Work instruction: From the data, copy out every line in which the word "icon" appears.

--- Available data Enclosed Below ---

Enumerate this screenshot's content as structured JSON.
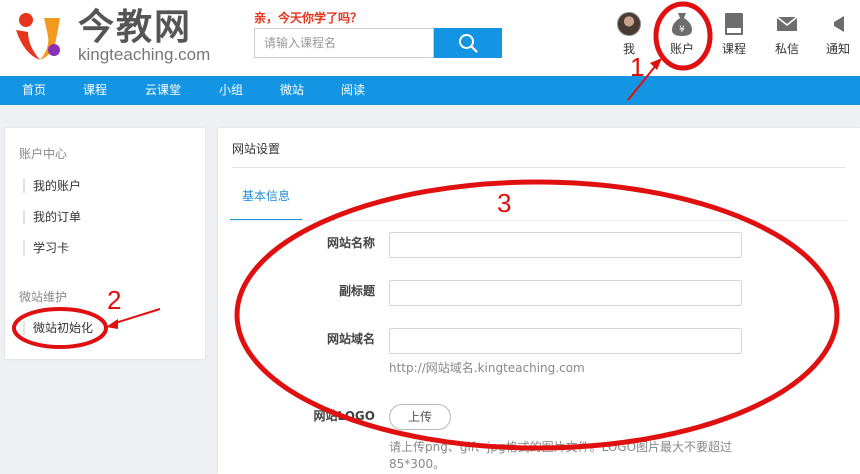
{
  "header": {
    "logo_cn": "今教网",
    "logo_en": "kingteaching.com",
    "slogan": "亲，今天你学了吗？",
    "search_placeholder": "请输入课程名"
  },
  "top_nav": [
    {
      "label": "我",
      "icon": "user-avatar"
    },
    {
      "label": "账户",
      "icon": "money-bag-icon"
    },
    {
      "label": "课程",
      "icon": "book-icon"
    },
    {
      "label": "私信",
      "icon": "envelope-icon"
    },
    {
      "label": "通知",
      "icon": "speaker-icon"
    }
  ],
  "nav": [
    "首页",
    "课程",
    "云课堂",
    "小组",
    "微站",
    "阅读"
  ],
  "sidebar": {
    "section1_title": "账户中心",
    "section1_items": [
      "我的账户",
      "我的订单",
      "学习卡"
    ],
    "section2_title": "微站维护",
    "section2_items": [
      "微站初始化"
    ]
  },
  "main": {
    "title": "网站设置",
    "tab": "基本信息",
    "fields": {
      "site_name_label": "网站名称",
      "subtitle_label": "副标题",
      "domain_label": "网站域名",
      "domain_hint": "http://网站域名.kingteaching.com",
      "logo_label": "网站LOGO",
      "upload_label": "上传",
      "logo_hint_line1": "请上传png、gif、jpg格式的图片文件。LOGO图片最大不要超过",
      "logo_hint_line2": "85*300。"
    }
  },
  "annotations": [
    "1",
    "2",
    "3"
  ],
  "colors": {
    "brand_blue": "#1495e3",
    "annotation_red": "#e01010",
    "slogan_red": "#e8341c"
  }
}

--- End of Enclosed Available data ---

Written reply:
      "icon": "user-avatar"
      "icon": "money-bag-icon"
      "icon": "book-icon"
      "icon": "envelope-icon"
      "icon": "speaker-icon"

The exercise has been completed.